The Organization for Economic Cooperation and Development (OECD) report on biofuels policies out this week claims that that biofuel production “has a limited impact on reducing greenhouse gases and improving energy security, and has a significant impact on world crop prices.” However, an analysis of the findings indicates the opposite.
According to a review of the report by the Renewable Fuels Association, the “OECD data does not support the conclusions of the report or a call by OECD officials for a moratorium on biofuels.”
For instance, OECD credits ethanol produced from corn starch with a 30% reduction in greenhouse gas
(GHG) emissions if using natural gas, and a 50% reduction in GHG if the facility is powered by biomass.

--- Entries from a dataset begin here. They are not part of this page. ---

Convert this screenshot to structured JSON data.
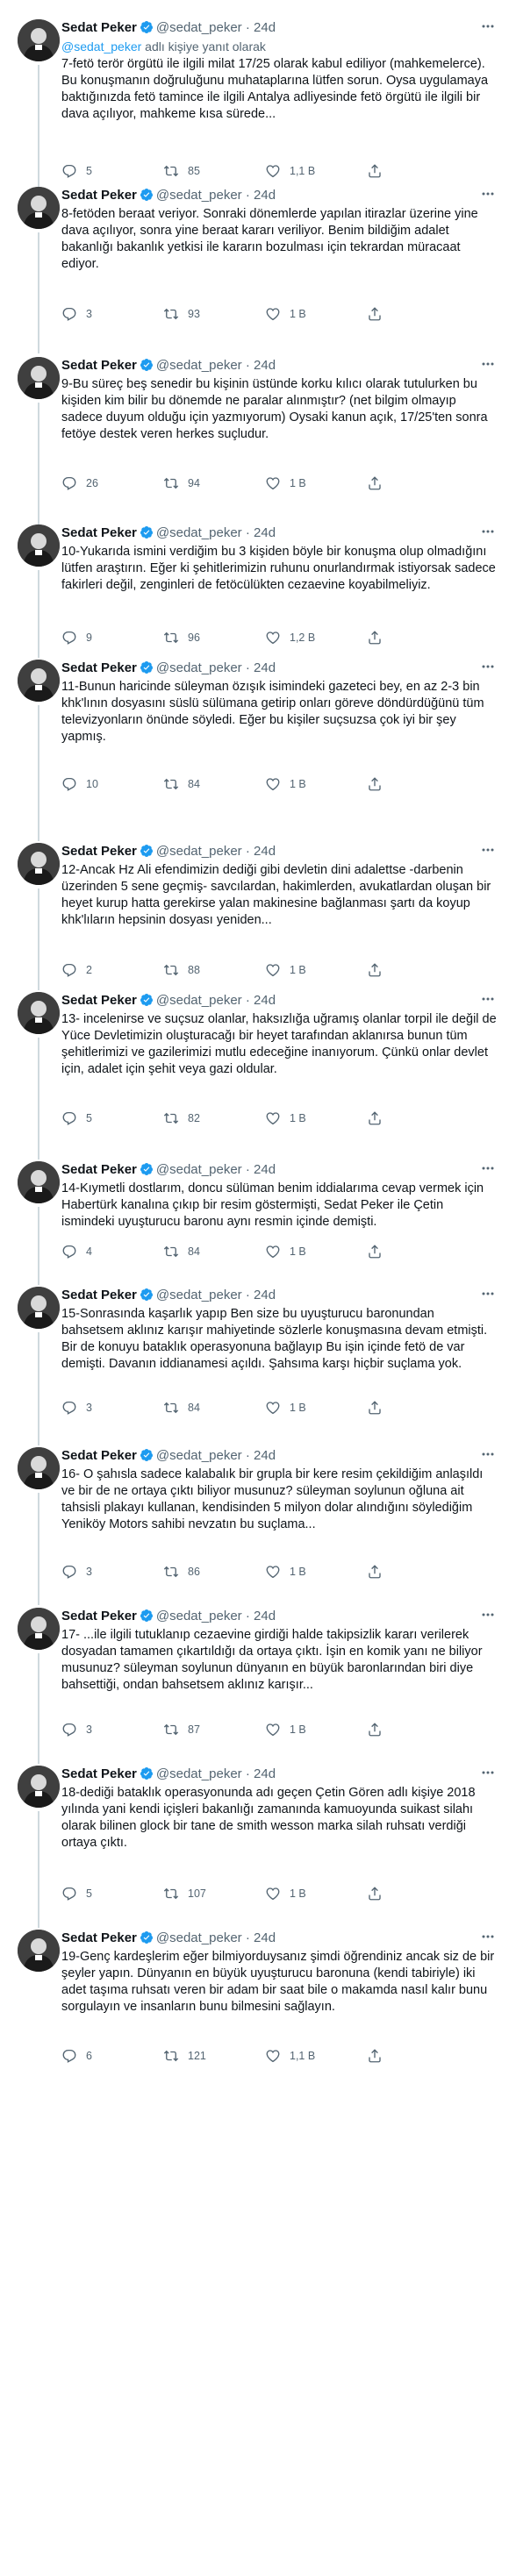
{
  "colors": {
    "accent": "#1d9bf0",
    "muted": "#536471",
    "text": "#0f1419",
    "thread_line": "#cfd9de"
  },
  "tweets": [
    {
      "name": "Sedat Peker",
      "handle": "@sedat_peker",
      "time": "24d",
      "reply_prefix": "@sedat_peker",
      "reply_suffix": " adlı kişiye yanıt olarak",
      "text": "7-fetö terör örgütü ile ilgili milat 17/25 olarak kabul ediliyor (mahkemelerce). Bu konuşmanın doğruluğunu muhataplarına lütfen sorun. Oysa uygulamaya baktığınızda fetö tamince ile ilgili Antalya adliyesinde fetö örgütü ile ilgili bir dava açılıyor, mahkeme kısa sürede...",
      "replies": "5",
      "retweets": "85",
      "likes": "1,1 B"
    },
    {
      "name": "Sedat Peker",
      "handle": "@sedat_peker",
      "time": "24d",
      "text": "8-fetöden beraat veriyor. Sonraki dönemlerde yapılan itirazlar üzerine yine dava açılıyor, sonra yine beraat kararı veriliyor. Benim bildiğim adalet bakanlığı bakanlık yetkisi ile kararın bozulması için tekrardan müracaat ediyor.",
      "replies": "3",
      "retweets": "93",
      "likes": "1 B"
    },
    {
      "name": "Sedat Peker",
      "handle": "@sedat_peker",
      "time": "24d",
      "text": "9-Bu süreç beş senedir bu kişinin üstünde korku kılıcı olarak tutulurken bu kişiden kim bilir bu dönemde ne paralar alınmıştır? (net bilgim olmayıp sadece duyum olduğu için yazmıyorum) Oysaki kanun açık, 17/25'ten sonra fetöye destek veren herkes suçludur.",
      "replies": "26",
      "retweets": "94",
      "likes": "1 B"
    },
    {
      "name": "Sedat Peker",
      "handle": "@sedat_peker",
      "time": "24d",
      "text": "10-Yukarıda ismini verdiğim bu 3 kişiden böyle bir konuşma olup olmadığını lütfen araştırın. Eğer ki şehitlerimizin ruhunu onurlandırmak istiyorsak sadece fakirleri değil, zenginleri de fetöcülükten cezaevine koyabilmeliyiz.",
      "replies": "9",
      "retweets": "96",
      "likes": "1,2 B"
    },
    {
      "name": "Sedat Peker",
      "handle": "@sedat_peker",
      "time": "24d",
      "text": "11-Bunun haricinde süleyman özışık isimindeki gazeteci bey, en az 2-3 bin khk'lının dosyasını süslü sülümana getirip onları göreve döndürdüğünü tüm televizyonların önünde söyledi. Eğer bu kişiler suçsuzsa çok iyi bir şey yapmış.",
      "replies": "10",
      "retweets": "84",
      "likes": "1 B"
    },
    {
      "name": "Sedat Peker",
      "handle": "@sedat_peker",
      "time": "24d",
      "text": "12-Ancak Hz Ali efendimizin dediği gibi devletin dini adalettse -darbenin üzerinden 5 sene geçmiş- savcılardan, hakimlerden, avukatlardan oluşan bir heyet kurup hatta gerekirse yalan makinesine bağlanması şartı da koyup khk'lıların hepsinin dosyası yeniden...",
      "replies": "2",
      "retweets": "88",
      "likes": "1 B"
    },
    {
      "name": "Sedat Peker",
      "handle": "@sedat_peker",
      "time": "24d",
      "text": "13- incelenirse ve suçsuz olanlar, haksızlığa uğramış olanlar torpil ile değil de Yüce Devletimizin oluşturacağı bir heyet tarafından aklanırsa bunun tüm şehitlerimizi ve gazilerimizi mutlu edeceğine inanıyorum. Çünkü onlar devlet için, adalet için şehit veya gazi oldular.",
      "replies": "5",
      "retweets": "82",
      "likes": "1 B"
    },
    {
      "name": "Sedat Peker",
      "handle": "@sedat_peker",
      "time": "24d",
      "text": "14-Kıymetli dostlarım, doncu sülüman benim iddialarıma cevap vermek için Habertürk kanalına çıkıp bir resim göstermişti, Sedat Peker ile Çetin ismindeki uyuşturucu baronu aynı resmin içinde demişti.",
      "replies": "4",
      "retweets": "84",
      "likes": "1 B"
    },
    {
      "name": "Sedat Peker",
      "handle": "@sedat_peker",
      "time": "24d",
      "text": "15-Sonrasında kaşarlık yapıp Ben size bu uyuşturucu baronundan bahsetsem aklınız karışır mahiyetinde sözlerle konuşmasına devam etmişti. Bir de konuyu bataklık operasyonuna bağlayıp Bu işin içinde fetö de var demişti. Davanın iddianamesi açıldı. Şahsıma karşı hiçbir suçlama yok.",
      "replies": "3",
      "retweets": "84",
      "likes": "1 B"
    },
    {
      "name": "Sedat Peker",
      "handle": "@sedat_peker",
      "time": "24d",
      "text": "16- O şahısla sadece kalabalık bir grupla bir kere resim çekildiğim anlaşıldı ve bir de ne ortaya çıktı biliyor musunuz? süleyman soylunun oğluna ait tahsisli plakayı kullanan, kendisinden 5 milyon dolar alındığını söylediğim Yeniköy Motors sahibi nevzatın bu suçlama...",
      "replies": "3",
      "retweets": "86",
      "likes": "1 B"
    },
    {
      "name": "Sedat Peker",
      "handle": "@sedat_peker",
      "time": "24d",
      "text": "17- ...ile ilgili tutuklanıp cezaevine girdiği halde takipsizlik kararı verilerek dosyadan tamamen çıkartıldığı da ortaya çıktı. İşin en komik yanı ne biliyor musunuz? süleyman soylunun dünyanın en büyük baronlarından biri diye bahsettiği, ondan bahsetsem aklınız karışır...",
      "replies": "3",
      "retweets": "87",
      "likes": "1 B"
    },
    {
      "name": "Sedat Peker",
      "handle": "@sedat_peker",
      "time": "24d",
      "text": "18-dediği bataklık operasyonunda adı geçen Çetin Gören adlı kişiye 2018 yılında yani kendi içişleri bakanlığı zamanında kamuoyunda suikast silahı olarak bilinen glock bir tane de smith wesson marka silah ruhsatı verdiği ortaya çıktı.",
      "replies": "5",
      "retweets": "107",
      "likes": "1 B"
    },
    {
      "name": "Sedat Peker",
      "handle": "@sedat_peker",
      "time": "24d",
      "text": "19-Genç kardeşlerim eğer bilmiyorduysanız şimdi öğrendiniz ancak siz de bir şeyler yapın.  Dünyanın en büyük uyuşturucu baronuna (kendi tabiriyle) iki adet taşıma ruhsatı veren bir adam bir saat bile o makamda nasıl kalır bunu sorgulayın ve insanların bunu bilmesini sağlayın.",
      "replies": "6",
      "retweets": "121",
      "likes": "1,1 B"
    }
  ]
}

Based on this finding, a moratorium is not warranted.
In addition, the modeling included in the report suggests that a 28% drop in world oil prices would cause a 12% reduction in world coarse grain prices ($0.75 per bushel in the case of corn today), underscoring the fact that skyrocketing oil prices are the largest driver behind increasing grain prices. By contrast, removing biofuel mandates like the Renewable Fuels Standard (RFS) would reduce coarse grain prices by just 1% ($0.06 per bushel of corn). Even abandoning all biofuels policies would only yield an average coarse grain price reduction of 7% ($0.45 per bushel).